:: Data for processing ::
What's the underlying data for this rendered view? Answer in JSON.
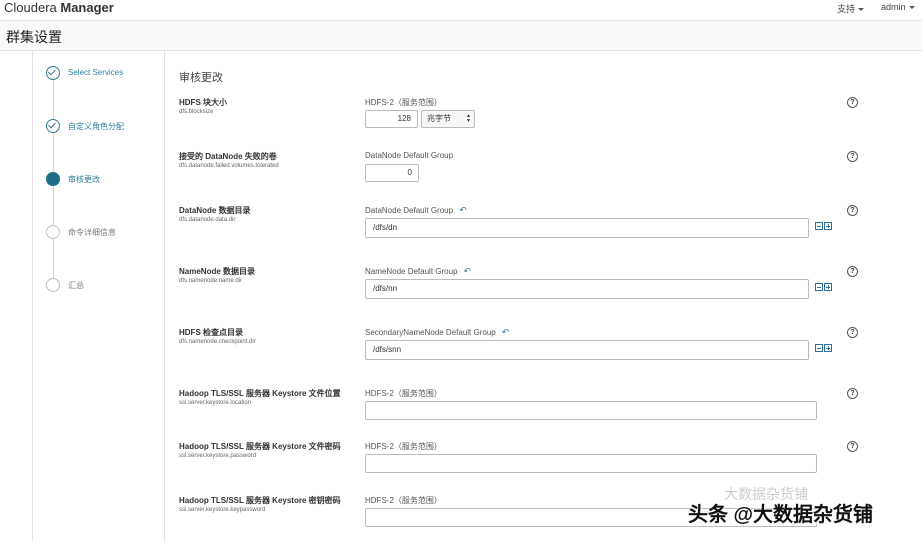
{
  "header": {
    "brand_light": "Cloudera ",
    "brand_bold": "Manager",
    "support": "支持",
    "user": "admin"
  },
  "page_title": "群集设置",
  "steps": [
    {
      "label": "Select Services",
      "state": "done"
    },
    {
      "label": "自定义角色分配",
      "state": "done"
    },
    {
      "label": "审核更改",
      "state": "active"
    },
    {
      "label": "命令详细信息",
      "state": "todo"
    },
    {
      "label": "汇总",
      "state": "todo"
    }
  ],
  "section_title": "审核更改",
  "params": [
    {
      "name": "HDFS 块大小",
      "key": "dfs.blocksize",
      "group": "HDFS-2（服务范围）",
      "value": "128",
      "unit": "兆字节"
    },
    {
      "name": "接受的 DataNode 失败的卷",
      "key": "dfs.datanode.failed.volumes.tolerated",
      "group": "DataNode Default Group",
      "value": "0"
    },
    {
      "name": "DataNode 数据目录",
      "key": "dfs.datanode.data.dir",
      "group": "DataNode Default Group",
      "value": "/dfs/dn"
    },
    {
      "name": "NameNode 数据目录",
      "key": "dfs.namenode.name.dir",
      "group": "NameNode Default Group",
      "value": "/dfs/nn"
    },
    {
      "name": "HDFS 检查点目录",
      "key": "dfs.namenode.checkpoint.dir",
      "group": "SecondaryNameNode Default Group",
      "value": "/dfs/snn"
    },
    {
      "name": "Hadoop TLS/SSL 服务器 Keystore 文件位置",
      "key": "ssl.server.keystore.location",
      "group": "HDFS-2（服务范围）",
      "value": ""
    },
    {
      "name": "Hadoop TLS/SSL 服务器 Keystore 文件密码",
      "key": "ssl.server.keystore.password",
      "group": "HDFS-2（服务范围）",
      "value": ""
    },
    {
      "name": "Hadoop TLS/SSL 服务器 Keystore 密钥密码",
      "key": "ssl.server.keystore.keypassword",
      "group": "HDFS-2（服务范围）",
      "value": ""
    }
  ],
  "watermark": "头条 @大数据杂货铺",
  "watermark_faint": "大数据杂货铺",
  "colors": {
    "accent": "#2f7d9a",
    "active_step": "#1f6e87"
  }
}
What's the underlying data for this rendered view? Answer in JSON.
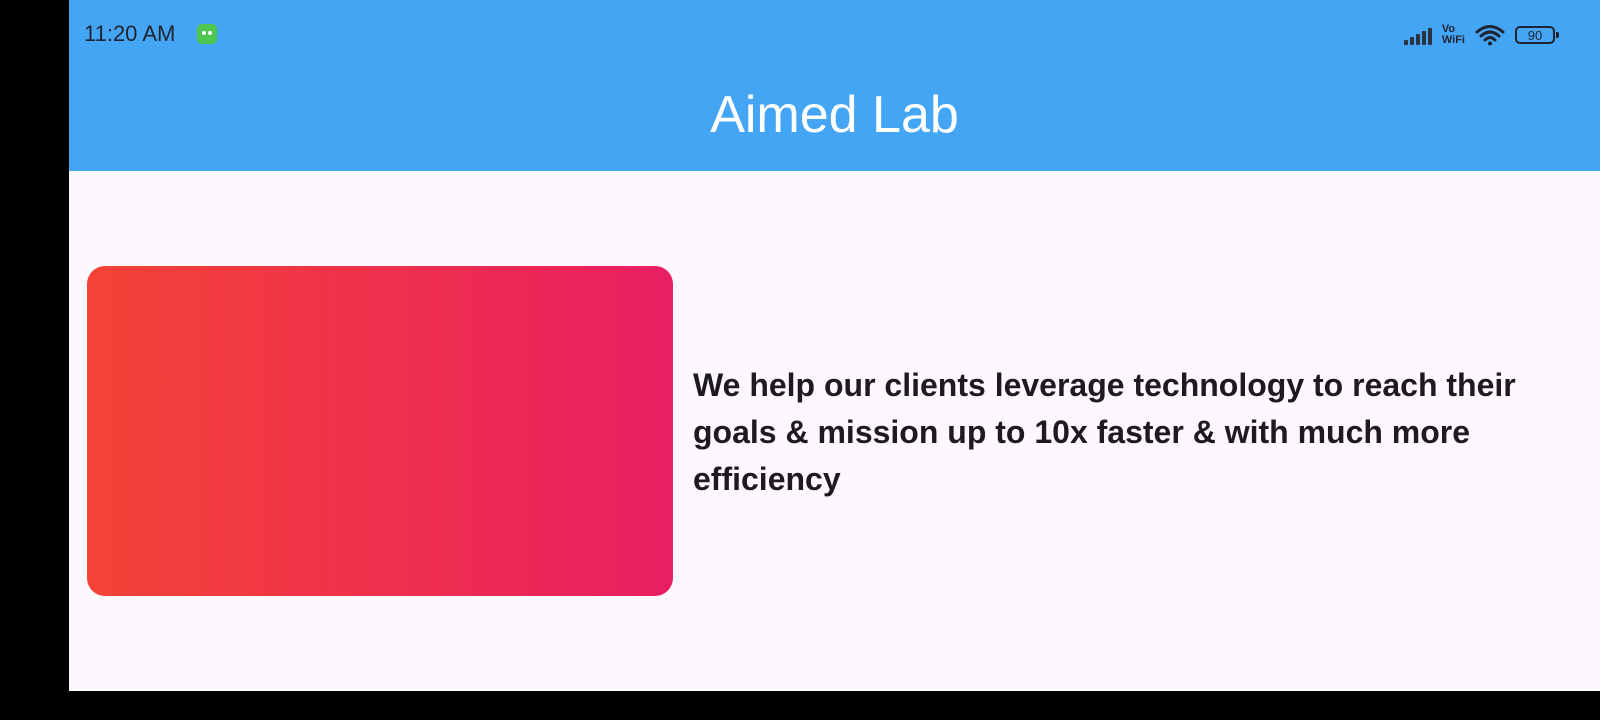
{
  "status_bar": {
    "time": "11:20 AM",
    "network_label_top": "Vo",
    "network_label_bottom": "WiFi",
    "battery_level": "90",
    "icons": [
      "app-notification-icon",
      "signal-icon",
      "wifi-icon",
      "battery-icon"
    ]
  },
  "app_bar": {
    "title": "Aimed Lab",
    "color": "#45A5F5"
  },
  "main": {
    "tagline": "We help our clients leverage technology to reach their goals & mission up to 10x faster & with much more efficiency",
    "card_gradient": [
      "#F44336",
      "#E91E63"
    ]
  }
}
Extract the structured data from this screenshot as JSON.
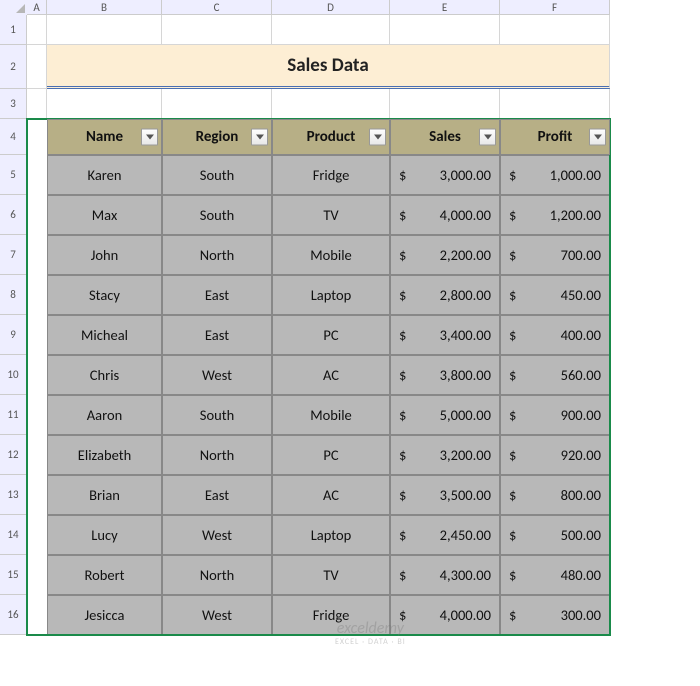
{
  "columns": [
    "A",
    "B",
    "C",
    "D",
    "E",
    "F"
  ],
  "rows": [
    "1",
    "2",
    "3",
    "4",
    "5",
    "6",
    "7",
    "8",
    "9",
    "10",
    "11",
    "12",
    "13",
    "14",
    "15",
    "16"
  ],
  "title": "Sales Data",
  "headers": [
    "Name",
    "Region",
    "Product",
    "Sales",
    "Profit"
  ],
  "data": [
    {
      "name": "Karen",
      "region": "South",
      "product": "Fridge",
      "sales": "3,000.00",
      "profit": "1,000.00"
    },
    {
      "name": "Max",
      "region": "South",
      "product": "TV",
      "sales": "4,000.00",
      "profit": "1,200.00"
    },
    {
      "name": "John",
      "region": "North",
      "product": "Mobile",
      "sales": "2,200.00",
      "profit": "700.00"
    },
    {
      "name": "Stacy",
      "region": "East",
      "product": "Laptop",
      "sales": "2,800.00",
      "profit": "450.00"
    },
    {
      "name": "Micheal",
      "region": "East",
      "product": "PC",
      "sales": "3,400.00",
      "profit": "400.00"
    },
    {
      "name": "Chris",
      "region": "West",
      "product": "AC",
      "sales": "3,800.00",
      "profit": "560.00"
    },
    {
      "name": "Aaron",
      "region": "South",
      "product": "Mobile",
      "sales": "5,000.00",
      "profit": "900.00"
    },
    {
      "name": "Elizabeth",
      "region": "North",
      "product": "PC",
      "sales": "3,200.00",
      "profit": "920.00"
    },
    {
      "name": "Brian",
      "region": "East",
      "product": "AC",
      "sales": "3,500.00",
      "profit": "800.00"
    },
    {
      "name": "Lucy",
      "region": "West",
      "product": "Laptop",
      "sales": "2,450.00",
      "profit": "500.00"
    },
    {
      "name": "Robert",
      "region": "North",
      "product": "TV",
      "sales": "4,300.00",
      "profit": "480.00"
    },
    {
      "name": "Jesicca",
      "region": "West",
      "product": "Fridge",
      "sales": "4,000.00",
      "profit": "300.00"
    }
  ],
  "currency": "$",
  "watermark": {
    "line1": "exceldemy",
    "line2": "EXCEL · DATA · BI"
  }
}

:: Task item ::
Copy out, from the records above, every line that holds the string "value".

:: Solution for this task ::
      "value": "128",
      "value": "0"
      "value": "/dfs/dn"
      "value": "/dfs/nn"
      "value": "/dfs/snn"
      "value": ""
      "value": ""
      "value": ""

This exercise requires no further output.